But this is too good and too easy to hold back until next Sunday, which is so far away! So many days away from next Sunday and with complete lack of restraint, allow me to share the kimchi pancake (or jeon). The kimchi jeon is one of many variety of jeons that exist in Korean cuisine. If you've eaten in a Korean restaurant, you've probably eaten the pa-jeon, with is a green onion (scallion) pancake. Or you have had the seafood variety of the pa-jeon called haemul (seafood) pa-jeon. A good restaurant will include more than a scant sprinkling of inexpensive squid, it may include plump oysters and shrimp and whatever delicious seafood morsels to include in the big flat pancake. Those pa-jeons include a good portion of rice flour which allows for a very light and crispy pancake, but I will show you the home version using all-purpose flour and left over kimchi.
Ingredients are minimal and easily found, except for perhaps kimchi.
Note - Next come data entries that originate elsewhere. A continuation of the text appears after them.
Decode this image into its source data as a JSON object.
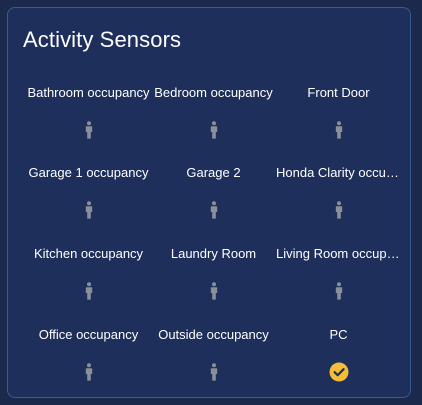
{
  "card": {
    "title": "Activity Sensors"
  },
  "colors": {
    "page_background": "#1b2a4c",
    "card_background": "#1d2f5a",
    "card_border": "#3b5b91",
    "idle_icon": "#8a8f99",
    "active_icon": "#f4bd39"
  },
  "sensors": [
    {
      "name": "Bathroom occupancy",
      "icon": "person-icon",
      "state": "idle"
    },
    {
      "name": "Bedroom occupancy",
      "icon": "person-icon",
      "state": "idle"
    },
    {
      "name": "Front Door",
      "icon": "person-icon",
      "state": "idle"
    },
    {
      "name": "Garage 1 occupancy",
      "icon": "person-icon",
      "state": "idle"
    },
    {
      "name": "Garage 2",
      "icon": "person-icon",
      "state": "idle"
    },
    {
      "name": "Honda Clarity occupancy",
      "icon": "person-icon",
      "state": "idle"
    },
    {
      "name": "Kitchen occupancy",
      "icon": "person-icon",
      "state": "idle"
    },
    {
      "name": "Laundry Room",
      "icon": "person-icon",
      "state": "idle"
    },
    {
      "name": "Living Room occupancy",
      "icon": "person-icon",
      "state": "idle"
    },
    {
      "name": "Office occupancy",
      "icon": "person-icon",
      "state": "idle"
    },
    {
      "name": "Outside occupancy",
      "icon": "person-icon",
      "state": "idle"
    },
    {
      "name": "PC",
      "icon": "check-circle-icon",
      "state": "active"
    }
  ]
}
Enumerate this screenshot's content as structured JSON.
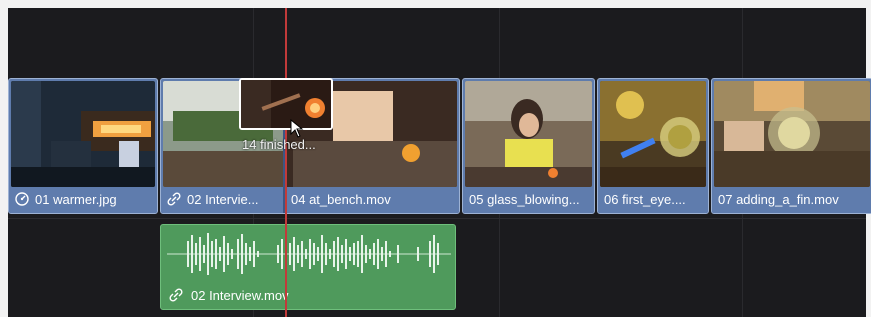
{
  "timeline": {
    "video_clips": [
      {
        "name": "01 warmer.jpg",
        "icon": "speed-icon"
      },
      {
        "name": "02 Intervie...",
        "icon": "link-icon"
      },
      {
        "name": "04 at_bench.mov",
        "icon": ""
      },
      {
        "name": "05 glass_blowing...",
        "icon": ""
      },
      {
        "name": "06 first_eye....",
        "icon": ""
      },
      {
        "name": "07 adding_a_fin.mov",
        "icon": ""
      }
    ],
    "audio_clip": {
      "name": "02 Interview.mov",
      "icon": "link-icon"
    },
    "drag_status": "14 finished..."
  },
  "colors": {
    "background": "#1b1b1e",
    "video_clip": "#5f7cad",
    "audio_clip": "#4f9a5c",
    "playhead": "#c23a3a"
  }
}
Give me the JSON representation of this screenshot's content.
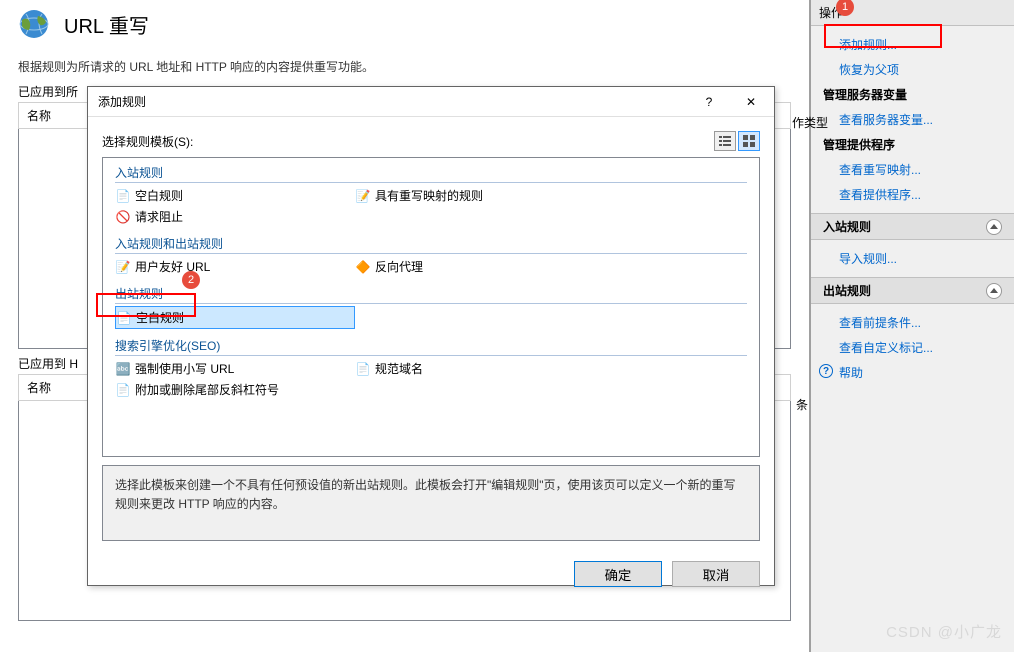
{
  "header": {
    "title": "URL 重写",
    "subtitle": "根据规则为所请求的 URL 地址和 HTTP 响应的内容提供重写功能。"
  },
  "applied1": {
    "label": "已应用到所",
    "col1": "名称",
    "col2": "作类型"
  },
  "applied2": {
    "label": "已应用到 H",
    "col1": "名称",
    "col2": "条"
  },
  "dialog": {
    "title": "添加规则",
    "close_glyph": "✕",
    "help_glyph": "?",
    "select_template": "选择规则模板(S):",
    "groups": {
      "inbound": "入站规则",
      "both": "入站规则和出站规则",
      "outbound": "出站规则",
      "seo": "搜索引擎优化(SEO)"
    },
    "items": {
      "blank_in": "空白规则",
      "with_map": "具有重写映射的规则",
      "block_req": "请求阻止",
      "friendly": "用户友好 URL",
      "reverse": "反向代理",
      "blank_out": "空白规则",
      "lowercase": "强制使用小写 URL",
      "canonical": "规范域名",
      "slash": "附加或删除尾部反斜杠符号"
    },
    "description": "选择此模板来创建一个不具有任何预设值的新出站规则。此模板会打开\"编辑规则\"页，使用该页可以定义一个新的重写规则来更改 HTTP 响应的内容。",
    "ok": "确定",
    "cancel": "取消"
  },
  "actions": {
    "header": "操作",
    "add_rule": "添加规则...",
    "restore_parent": "恢复为父项",
    "manage_vars_title": "管理服务器变量",
    "view_vars": "查看服务器变量...",
    "manage_providers_title": "管理提供程序",
    "view_maps": "查看重写映射...",
    "view_providers": "查看提供程序...",
    "inbound_title": "入站规则",
    "import_rule": "导入规则...",
    "outbound_title": "出站规则",
    "view_precond": "查看前提条件...",
    "view_tags": "查看自定义标记...",
    "help": "帮助"
  },
  "watermark": "CSDN @小广龙"
}
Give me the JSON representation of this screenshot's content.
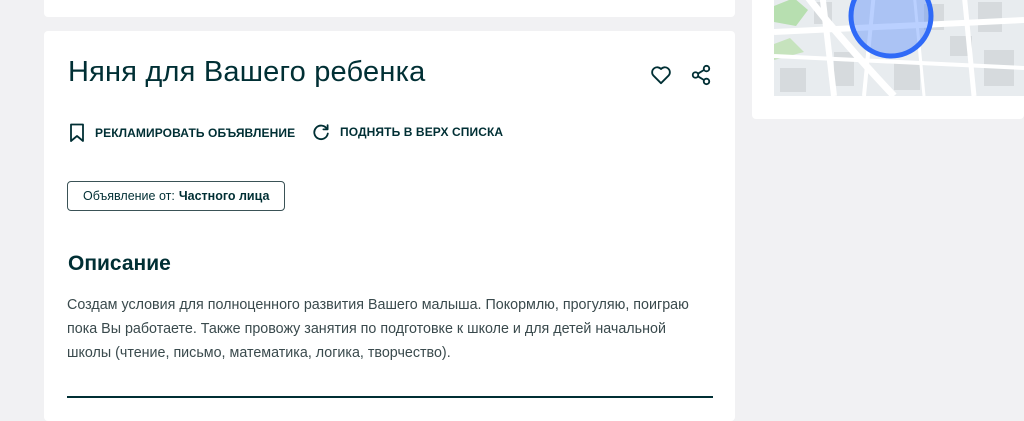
{
  "listing": {
    "title": "Няня для Вашего ребенка",
    "actions": {
      "promote_label": "РЕКЛАМИРОВАТЬ ОБЪЯВЛЕНИЕ",
      "raise_label": "ПОДНЯТЬ В ВЕРХ СПИСКА"
    },
    "seller": {
      "prefix": "Объявление от:",
      "type": "Частного лица"
    },
    "description": {
      "heading": "Описание",
      "text": "Создам условия для полноценного развития Вашего малыша. Покормлю, прогуляю, поиграю пока Вы работаете. Также провожу занятия по подготовке к школе и для детей начальной школы (чтение, письмо, математика, логика, творчество)."
    }
  },
  "icons": {
    "favorite": "heart-icon",
    "share": "share-icon",
    "promote": "bookmark-icon",
    "raise": "refresh-icon"
  },
  "colors": {
    "text_primary": "#002f34",
    "page_background": "#f1f1f3",
    "map_location_circle": "#3a77ff"
  }
}
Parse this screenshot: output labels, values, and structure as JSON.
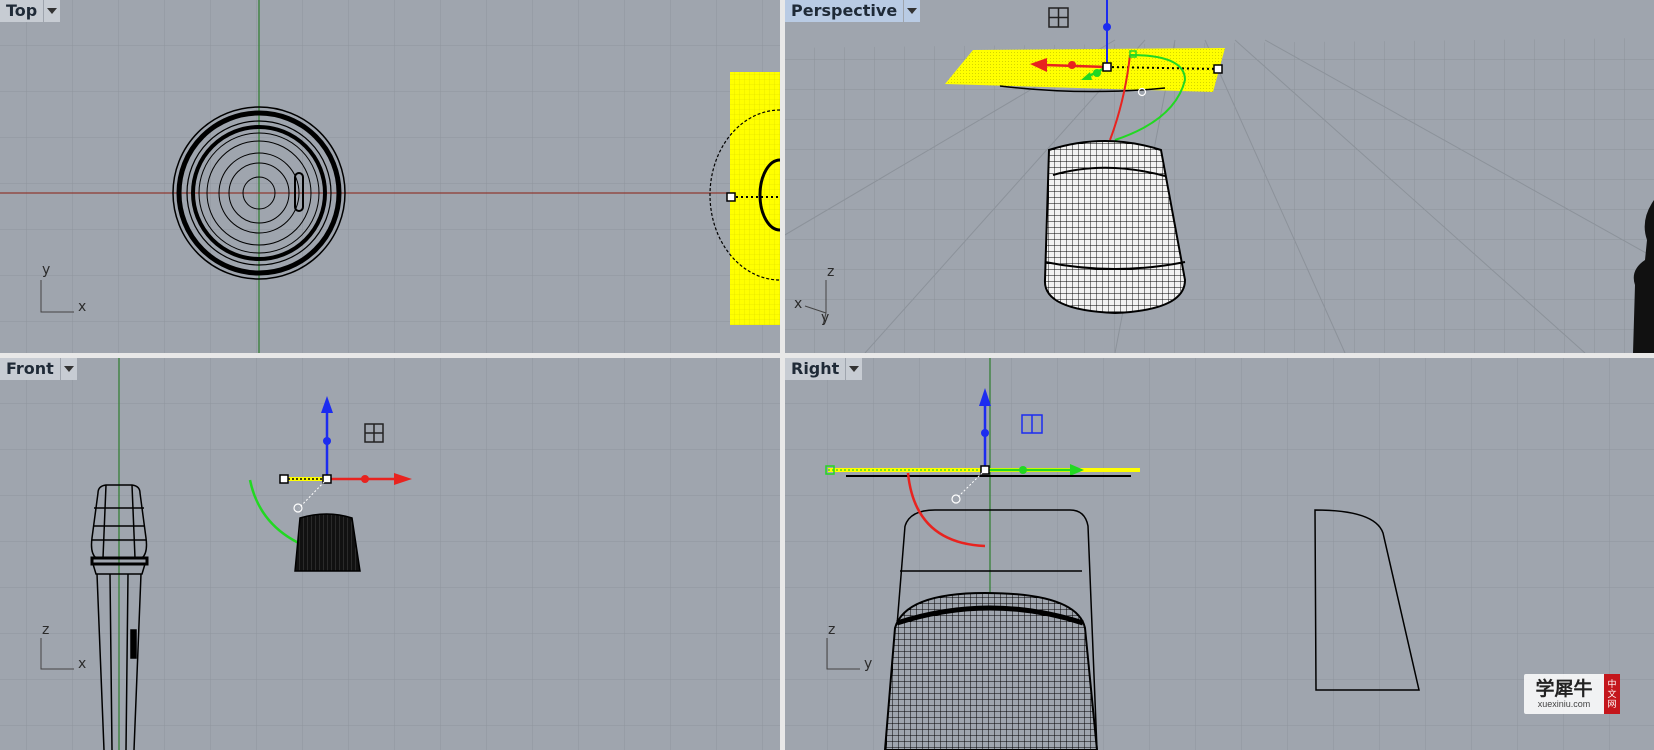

Kimchi I sometimes find in my normal Stop n Shop and Costco, so I hope you can find this near you. The key to excellent kimchi pancake is the stinky. That's right. Have you ever had a jar of kimchi sitting in the back of the fridge until it becomes sour and full of such stink you cry to the heavens to clear the toxic substance from your fridge? Yeah yeah. That's the good stuff.
All purpose flour (cup and a half)
1 cup of kimchi chopped
Seltzer water (cup and a half) - or substitute with regular tap water.
4-5 bunches of chopped scallions/spring onions.
1 can of chopped clams including the clam juice (optional but worthy addition)
generous grinding of pepper
1 Tbsp of sugar (optional, but works to balance the sourness & heat)
The amazing thing about this is that apart from the water, kimchi and the flour, everything else is optional. You can easily omit the clams, but it adds a delicious brininess and bits of chew so I recommend this. Whatever bits of left over meats, vegetables (especially sliced onions) are welcome here.
Dump and stir all in a large bowl. The approximate texture you are aiming for is slightly runny. Adjust with additional seltzer water or flour. You don't need to be precise, aim for thinner rather than thicker. This recipe yields about 5 large pancakes.
Heat up a large pan on high heat with a generous amount of oil. You can use any pan that has a well seasononed surface (like my cast iron pan), a griddle or a non-stick surface.
You can make small individual pancakes which increases the surface area available for the edge which becomes beguilingly crispy. Or a big giant pancake, like mine. I spoon 3-4 Tbsps of batter into the pan and spread until it is somewhat roundish and is thin overall.
You can cut into wedges or tear into it with your asbestos hands and shovel it into your moth. Goes well with an icy cold beer.
I joined Instagram the other day. Apparently, I am obsessed with food there as I am over here on my beauty blog. You can check me out what other dopey things I am pondering over there, too.
Hope you liked the spicy, crunchy & the greasy!